Earlier this season, Ian Kennedy starred in a factoid on this site when he was outwalking Albert Pujols. Ian Kennedy seems to have figured out on his own that he should not swing. He walked 11 times this year, in 73 plate appearances, which would be the second-highest walk rate in baseball if he had enough plate appearances to qualify. He’s a terrible hitter, but he’s an excellent statue. Only three players (Lou Marson, Daric Barton, and the pitcher Christian Friedrich) swung at fewer pitches outside the strike zone, and no player swung at fewer pitches inside the strike zone, and of course no player swung at fewer pitches in aggregate. Ian Kennedy drew three four-pitch walks. Never forget this: pitchers don't actually have much control, and Kennedy's experience suggests a man without a bat can walk at least 10 percent of the time.

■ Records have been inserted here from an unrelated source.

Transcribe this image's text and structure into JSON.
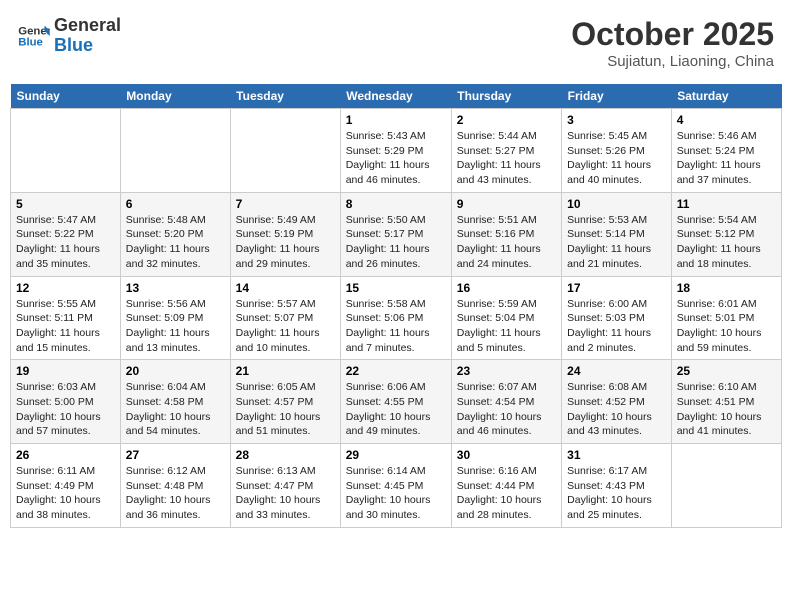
{
  "header": {
    "logo_general": "General",
    "logo_blue": "Blue",
    "month_title": "October 2025",
    "location": "Sujiatun, Liaoning, China"
  },
  "weekdays": [
    "Sunday",
    "Monday",
    "Tuesday",
    "Wednesday",
    "Thursday",
    "Friday",
    "Saturday"
  ],
  "days": [
    {
      "num": "",
      "info": ""
    },
    {
      "num": "",
      "info": ""
    },
    {
      "num": "",
      "info": ""
    },
    {
      "num": "1",
      "info": "Sunrise: 5:43 AM\nSunset: 5:29 PM\nDaylight: 11 hours and 46 minutes."
    },
    {
      "num": "2",
      "info": "Sunrise: 5:44 AM\nSunset: 5:27 PM\nDaylight: 11 hours and 43 minutes."
    },
    {
      "num": "3",
      "info": "Sunrise: 5:45 AM\nSunset: 5:26 PM\nDaylight: 11 hours and 40 minutes."
    },
    {
      "num": "4",
      "info": "Sunrise: 5:46 AM\nSunset: 5:24 PM\nDaylight: 11 hours and 37 minutes."
    },
    {
      "num": "5",
      "info": "Sunrise: 5:47 AM\nSunset: 5:22 PM\nDaylight: 11 hours and 35 minutes."
    },
    {
      "num": "6",
      "info": "Sunrise: 5:48 AM\nSunset: 5:20 PM\nDaylight: 11 hours and 32 minutes."
    },
    {
      "num": "7",
      "info": "Sunrise: 5:49 AM\nSunset: 5:19 PM\nDaylight: 11 hours and 29 minutes."
    },
    {
      "num": "8",
      "info": "Sunrise: 5:50 AM\nSunset: 5:17 PM\nDaylight: 11 hours and 26 minutes."
    },
    {
      "num": "9",
      "info": "Sunrise: 5:51 AM\nSunset: 5:16 PM\nDaylight: 11 hours and 24 minutes."
    },
    {
      "num": "10",
      "info": "Sunrise: 5:53 AM\nSunset: 5:14 PM\nDaylight: 11 hours and 21 minutes."
    },
    {
      "num": "11",
      "info": "Sunrise: 5:54 AM\nSunset: 5:12 PM\nDaylight: 11 hours and 18 minutes."
    },
    {
      "num": "12",
      "info": "Sunrise: 5:55 AM\nSunset: 5:11 PM\nDaylight: 11 hours and 15 minutes."
    },
    {
      "num": "13",
      "info": "Sunrise: 5:56 AM\nSunset: 5:09 PM\nDaylight: 11 hours and 13 minutes."
    },
    {
      "num": "14",
      "info": "Sunrise: 5:57 AM\nSunset: 5:07 PM\nDaylight: 11 hours and 10 minutes."
    },
    {
      "num": "15",
      "info": "Sunrise: 5:58 AM\nSunset: 5:06 PM\nDaylight: 11 hours and 7 minutes."
    },
    {
      "num": "16",
      "info": "Sunrise: 5:59 AM\nSunset: 5:04 PM\nDaylight: 11 hours and 5 minutes."
    },
    {
      "num": "17",
      "info": "Sunrise: 6:00 AM\nSunset: 5:03 PM\nDaylight: 11 hours and 2 minutes."
    },
    {
      "num": "18",
      "info": "Sunrise: 6:01 AM\nSunset: 5:01 PM\nDaylight: 10 hours and 59 minutes."
    },
    {
      "num": "19",
      "info": "Sunrise: 6:03 AM\nSunset: 5:00 PM\nDaylight: 10 hours and 57 minutes."
    },
    {
      "num": "20",
      "info": "Sunrise: 6:04 AM\nSunset: 4:58 PM\nDaylight: 10 hours and 54 minutes."
    },
    {
      "num": "21",
      "info": "Sunrise: 6:05 AM\nSunset: 4:57 PM\nDaylight: 10 hours and 51 minutes."
    },
    {
      "num": "22",
      "info": "Sunrise: 6:06 AM\nSunset: 4:55 PM\nDaylight: 10 hours and 49 minutes."
    },
    {
      "num": "23",
      "info": "Sunrise: 6:07 AM\nSunset: 4:54 PM\nDaylight: 10 hours and 46 minutes."
    },
    {
      "num": "24",
      "info": "Sunrise: 6:08 AM\nSunset: 4:52 PM\nDaylight: 10 hours and 43 minutes."
    },
    {
      "num": "25",
      "info": "Sunrise: 6:10 AM\nSunset: 4:51 PM\nDaylight: 10 hours and 41 minutes."
    },
    {
      "num": "26",
      "info": "Sunrise: 6:11 AM\nSunset: 4:49 PM\nDaylight: 10 hours and 38 minutes."
    },
    {
      "num": "27",
      "info": "Sunrise: 6:12 AM\nSunset: 4:48 PM\nDaylight: 10 hours and 36 minutes."
    },
    {
      "num": "28",
      "info": "Sunrise: 6:13 AM\nSunset: 4:47 PM\nDaylight: 10 hours and 33 minutes."
    },
    {
      "num": "29",
      "info": "Sunrise: 6:14 AM\nSunset: 4:45 PM\nDaylight: 10 hours and 30 minutes."
    },
    {
      "num": "30",
      "info": "Sunrise: 6:16 AM\nSunset: 4:44 PM\nDaylight: 10 hours and 28 minutes."
    },
    {
      "num": "31",
      "info": "Sunrise: 6:17 AM\nSunset: 4:43 PM\nDaylight: 10 hours and 25 minutes."
    },
    {
      "num": "",
      "info": ""
    }
  ]
}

But this piece isn’t about what makes Ian Kennedy interesting. Vance Worley is also a pitcher who must bat, and Vance Worley has a different approach. Vance Worley swung at 68 percent of pitches outside the strike zone this year. Somebody has to be on top of any list, but Worley is interesting because he's way, way on top; the next-highest swing rate on such pitches was 58 percent, by R.A. Dickey. (Thirteen of the top 14 O-Swing rates were by pitchers. Which means you're almost certainly going to see me write about Alberto Gonzalez at some point.) Vance Worley swung at 68 percent of pitches outside the strike zone while the average major leaguer swung at 30 percent of pitches outside the strike zone, and just 62 percent of pitches inside the strike zone. In fact, if nobody ever threw a single pitch in the strike zone to Vance Worley, he would still lead all of baseball in overall swing percentage. In 44 plate appearances, he had six 1-0 counts. Just two of those 44 plate appearances ended with Worley ahead in the count. Like Ian Kennedy and unlike Ian Kennedy, Vance Worley goes to the plate with a plan.